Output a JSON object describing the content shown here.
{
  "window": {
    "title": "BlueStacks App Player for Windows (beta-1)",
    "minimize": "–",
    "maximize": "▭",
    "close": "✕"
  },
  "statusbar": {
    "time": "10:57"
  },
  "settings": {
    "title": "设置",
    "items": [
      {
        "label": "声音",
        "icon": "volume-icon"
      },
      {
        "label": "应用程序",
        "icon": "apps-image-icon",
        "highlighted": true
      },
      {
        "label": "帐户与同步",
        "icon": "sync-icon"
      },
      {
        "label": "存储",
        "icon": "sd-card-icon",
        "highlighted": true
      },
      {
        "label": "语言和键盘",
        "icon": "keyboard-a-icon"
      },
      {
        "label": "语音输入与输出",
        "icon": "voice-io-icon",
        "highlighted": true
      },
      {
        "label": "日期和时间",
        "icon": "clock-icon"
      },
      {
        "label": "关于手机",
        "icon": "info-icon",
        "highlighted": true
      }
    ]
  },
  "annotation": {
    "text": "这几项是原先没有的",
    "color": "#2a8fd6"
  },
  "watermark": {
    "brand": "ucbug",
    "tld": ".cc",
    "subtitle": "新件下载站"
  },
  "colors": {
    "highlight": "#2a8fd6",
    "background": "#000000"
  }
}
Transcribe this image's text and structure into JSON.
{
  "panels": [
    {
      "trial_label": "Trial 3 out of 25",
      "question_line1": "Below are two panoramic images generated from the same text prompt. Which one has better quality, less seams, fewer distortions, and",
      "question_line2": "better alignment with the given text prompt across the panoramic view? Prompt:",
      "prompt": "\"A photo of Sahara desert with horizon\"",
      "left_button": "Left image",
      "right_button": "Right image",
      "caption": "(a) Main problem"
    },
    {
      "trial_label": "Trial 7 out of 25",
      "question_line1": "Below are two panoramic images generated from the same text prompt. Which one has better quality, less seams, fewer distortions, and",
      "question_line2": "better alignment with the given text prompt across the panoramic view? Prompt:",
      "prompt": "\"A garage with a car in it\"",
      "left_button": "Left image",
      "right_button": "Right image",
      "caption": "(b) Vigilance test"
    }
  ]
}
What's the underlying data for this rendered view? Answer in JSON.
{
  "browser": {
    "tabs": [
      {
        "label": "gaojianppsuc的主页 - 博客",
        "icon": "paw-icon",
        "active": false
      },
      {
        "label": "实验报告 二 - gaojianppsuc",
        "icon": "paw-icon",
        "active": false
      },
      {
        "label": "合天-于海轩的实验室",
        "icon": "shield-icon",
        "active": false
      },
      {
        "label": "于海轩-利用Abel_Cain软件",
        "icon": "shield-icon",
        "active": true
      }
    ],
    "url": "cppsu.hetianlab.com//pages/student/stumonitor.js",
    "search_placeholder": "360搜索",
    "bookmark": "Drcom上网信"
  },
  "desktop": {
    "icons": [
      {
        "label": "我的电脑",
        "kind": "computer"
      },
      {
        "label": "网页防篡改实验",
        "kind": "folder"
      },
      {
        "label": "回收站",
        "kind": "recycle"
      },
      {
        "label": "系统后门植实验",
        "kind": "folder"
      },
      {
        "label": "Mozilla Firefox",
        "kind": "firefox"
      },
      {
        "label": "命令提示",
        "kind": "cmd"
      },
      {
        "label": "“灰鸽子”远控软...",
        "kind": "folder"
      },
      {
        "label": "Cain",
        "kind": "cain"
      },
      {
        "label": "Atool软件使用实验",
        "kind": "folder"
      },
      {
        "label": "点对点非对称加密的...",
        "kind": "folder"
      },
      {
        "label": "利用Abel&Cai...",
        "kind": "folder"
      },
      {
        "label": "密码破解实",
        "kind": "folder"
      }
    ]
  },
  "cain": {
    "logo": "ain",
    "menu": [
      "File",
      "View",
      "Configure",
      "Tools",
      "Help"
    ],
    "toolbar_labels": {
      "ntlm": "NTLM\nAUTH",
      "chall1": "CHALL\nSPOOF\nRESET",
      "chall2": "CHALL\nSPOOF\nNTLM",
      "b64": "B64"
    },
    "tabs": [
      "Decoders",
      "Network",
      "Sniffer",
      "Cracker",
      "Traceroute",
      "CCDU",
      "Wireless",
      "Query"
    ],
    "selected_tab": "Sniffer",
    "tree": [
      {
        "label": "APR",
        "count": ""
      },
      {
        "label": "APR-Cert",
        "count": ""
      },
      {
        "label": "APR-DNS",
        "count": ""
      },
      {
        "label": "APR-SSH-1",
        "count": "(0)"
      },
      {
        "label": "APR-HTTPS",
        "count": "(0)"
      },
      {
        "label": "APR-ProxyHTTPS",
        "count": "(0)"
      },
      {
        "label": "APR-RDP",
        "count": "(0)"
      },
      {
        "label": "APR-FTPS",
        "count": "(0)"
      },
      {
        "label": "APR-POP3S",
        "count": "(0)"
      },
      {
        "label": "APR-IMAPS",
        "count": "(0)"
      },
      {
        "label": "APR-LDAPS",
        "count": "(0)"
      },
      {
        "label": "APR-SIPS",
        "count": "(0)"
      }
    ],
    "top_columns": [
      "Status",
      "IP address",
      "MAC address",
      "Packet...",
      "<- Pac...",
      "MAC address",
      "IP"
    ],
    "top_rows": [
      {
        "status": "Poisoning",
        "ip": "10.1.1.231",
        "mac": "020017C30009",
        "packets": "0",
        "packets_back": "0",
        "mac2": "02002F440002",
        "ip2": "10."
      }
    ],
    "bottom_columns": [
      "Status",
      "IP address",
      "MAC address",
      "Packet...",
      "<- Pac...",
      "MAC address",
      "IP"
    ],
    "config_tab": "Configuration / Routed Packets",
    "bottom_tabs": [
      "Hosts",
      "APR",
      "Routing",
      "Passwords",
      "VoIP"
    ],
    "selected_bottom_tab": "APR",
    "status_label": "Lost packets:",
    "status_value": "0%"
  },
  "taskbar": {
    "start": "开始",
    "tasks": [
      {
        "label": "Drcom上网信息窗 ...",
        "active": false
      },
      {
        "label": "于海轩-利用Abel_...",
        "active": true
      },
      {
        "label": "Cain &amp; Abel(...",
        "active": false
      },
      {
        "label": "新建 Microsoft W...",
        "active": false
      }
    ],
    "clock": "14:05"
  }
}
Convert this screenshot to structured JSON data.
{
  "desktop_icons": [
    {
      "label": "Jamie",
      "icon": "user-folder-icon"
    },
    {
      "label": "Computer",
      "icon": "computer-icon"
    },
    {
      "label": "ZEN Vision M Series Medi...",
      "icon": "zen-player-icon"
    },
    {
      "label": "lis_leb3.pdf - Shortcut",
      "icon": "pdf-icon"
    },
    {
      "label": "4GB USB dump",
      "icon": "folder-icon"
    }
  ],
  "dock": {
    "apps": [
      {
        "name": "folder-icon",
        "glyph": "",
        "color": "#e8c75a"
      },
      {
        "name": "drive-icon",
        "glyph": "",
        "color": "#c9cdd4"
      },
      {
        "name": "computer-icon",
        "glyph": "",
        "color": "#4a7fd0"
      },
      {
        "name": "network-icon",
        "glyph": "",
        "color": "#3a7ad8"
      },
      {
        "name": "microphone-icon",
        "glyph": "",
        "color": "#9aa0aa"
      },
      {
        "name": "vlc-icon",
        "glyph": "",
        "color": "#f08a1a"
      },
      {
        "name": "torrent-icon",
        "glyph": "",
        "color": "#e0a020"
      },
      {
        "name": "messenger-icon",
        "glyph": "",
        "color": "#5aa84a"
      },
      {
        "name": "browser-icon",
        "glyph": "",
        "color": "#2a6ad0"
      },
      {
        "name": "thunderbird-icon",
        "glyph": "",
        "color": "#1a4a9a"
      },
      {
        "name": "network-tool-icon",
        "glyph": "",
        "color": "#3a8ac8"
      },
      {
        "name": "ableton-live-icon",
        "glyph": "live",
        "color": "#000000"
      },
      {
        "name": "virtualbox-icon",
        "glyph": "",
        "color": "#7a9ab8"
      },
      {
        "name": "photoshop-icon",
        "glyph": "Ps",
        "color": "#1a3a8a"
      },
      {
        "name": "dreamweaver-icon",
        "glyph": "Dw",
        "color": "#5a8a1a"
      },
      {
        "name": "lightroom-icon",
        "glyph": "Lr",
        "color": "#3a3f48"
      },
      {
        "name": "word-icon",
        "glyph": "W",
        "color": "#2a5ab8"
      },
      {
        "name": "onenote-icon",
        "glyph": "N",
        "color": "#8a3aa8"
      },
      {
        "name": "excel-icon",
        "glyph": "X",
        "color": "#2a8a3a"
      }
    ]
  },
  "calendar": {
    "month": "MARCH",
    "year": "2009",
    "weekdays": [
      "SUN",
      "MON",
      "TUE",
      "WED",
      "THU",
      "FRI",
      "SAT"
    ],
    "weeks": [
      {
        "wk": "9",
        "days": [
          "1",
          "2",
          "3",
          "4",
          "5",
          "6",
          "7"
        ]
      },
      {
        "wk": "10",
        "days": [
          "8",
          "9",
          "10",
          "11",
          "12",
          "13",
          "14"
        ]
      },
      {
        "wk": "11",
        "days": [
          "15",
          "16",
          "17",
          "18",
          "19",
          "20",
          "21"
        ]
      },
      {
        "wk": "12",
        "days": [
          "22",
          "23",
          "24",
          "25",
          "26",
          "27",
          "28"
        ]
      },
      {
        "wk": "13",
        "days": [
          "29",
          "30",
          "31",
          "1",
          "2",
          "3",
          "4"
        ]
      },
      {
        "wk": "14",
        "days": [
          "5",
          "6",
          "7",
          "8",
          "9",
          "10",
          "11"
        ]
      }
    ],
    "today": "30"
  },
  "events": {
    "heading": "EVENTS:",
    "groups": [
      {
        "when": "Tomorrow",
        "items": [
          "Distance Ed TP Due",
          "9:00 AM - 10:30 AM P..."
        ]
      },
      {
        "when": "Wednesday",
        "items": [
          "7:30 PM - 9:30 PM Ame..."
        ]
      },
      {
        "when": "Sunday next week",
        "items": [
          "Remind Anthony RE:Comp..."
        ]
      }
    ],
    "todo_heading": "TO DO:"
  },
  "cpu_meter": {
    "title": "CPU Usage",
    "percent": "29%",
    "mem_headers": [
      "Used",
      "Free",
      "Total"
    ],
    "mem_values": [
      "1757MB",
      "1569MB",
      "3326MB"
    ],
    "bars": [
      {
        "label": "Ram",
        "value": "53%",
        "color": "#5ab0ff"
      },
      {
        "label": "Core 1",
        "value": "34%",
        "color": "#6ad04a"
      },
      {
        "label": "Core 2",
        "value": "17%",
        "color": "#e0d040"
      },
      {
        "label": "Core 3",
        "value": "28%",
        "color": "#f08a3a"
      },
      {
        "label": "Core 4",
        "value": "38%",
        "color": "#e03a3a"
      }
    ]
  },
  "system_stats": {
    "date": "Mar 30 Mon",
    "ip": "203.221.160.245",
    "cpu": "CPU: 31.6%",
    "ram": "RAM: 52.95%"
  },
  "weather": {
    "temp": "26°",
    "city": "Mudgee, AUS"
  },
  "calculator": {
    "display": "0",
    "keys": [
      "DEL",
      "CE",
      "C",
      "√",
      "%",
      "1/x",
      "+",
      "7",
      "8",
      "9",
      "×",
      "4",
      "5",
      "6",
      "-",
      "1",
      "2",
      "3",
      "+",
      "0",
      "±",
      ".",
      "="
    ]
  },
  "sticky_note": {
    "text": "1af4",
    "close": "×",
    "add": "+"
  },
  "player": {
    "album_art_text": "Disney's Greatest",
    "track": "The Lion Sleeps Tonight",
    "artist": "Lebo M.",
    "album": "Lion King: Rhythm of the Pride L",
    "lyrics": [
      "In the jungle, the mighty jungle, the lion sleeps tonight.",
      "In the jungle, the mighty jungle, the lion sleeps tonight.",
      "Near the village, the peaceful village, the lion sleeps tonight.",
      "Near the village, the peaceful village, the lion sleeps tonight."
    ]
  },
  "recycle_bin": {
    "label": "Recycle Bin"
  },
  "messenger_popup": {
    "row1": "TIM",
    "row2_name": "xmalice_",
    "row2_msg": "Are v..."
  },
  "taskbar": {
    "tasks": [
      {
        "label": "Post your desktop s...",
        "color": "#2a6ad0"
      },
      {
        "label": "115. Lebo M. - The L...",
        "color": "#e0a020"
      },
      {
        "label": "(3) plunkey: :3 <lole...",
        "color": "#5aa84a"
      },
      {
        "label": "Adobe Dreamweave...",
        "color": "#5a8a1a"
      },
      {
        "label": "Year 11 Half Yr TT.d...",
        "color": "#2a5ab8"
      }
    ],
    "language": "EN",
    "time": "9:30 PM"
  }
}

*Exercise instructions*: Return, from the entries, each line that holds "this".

*Solution*:
Transcribe this image's text and structure into JSON.
What's the underlying data for this rendered view? Answer in JSON.
Convert this screenshot to structured JSON data.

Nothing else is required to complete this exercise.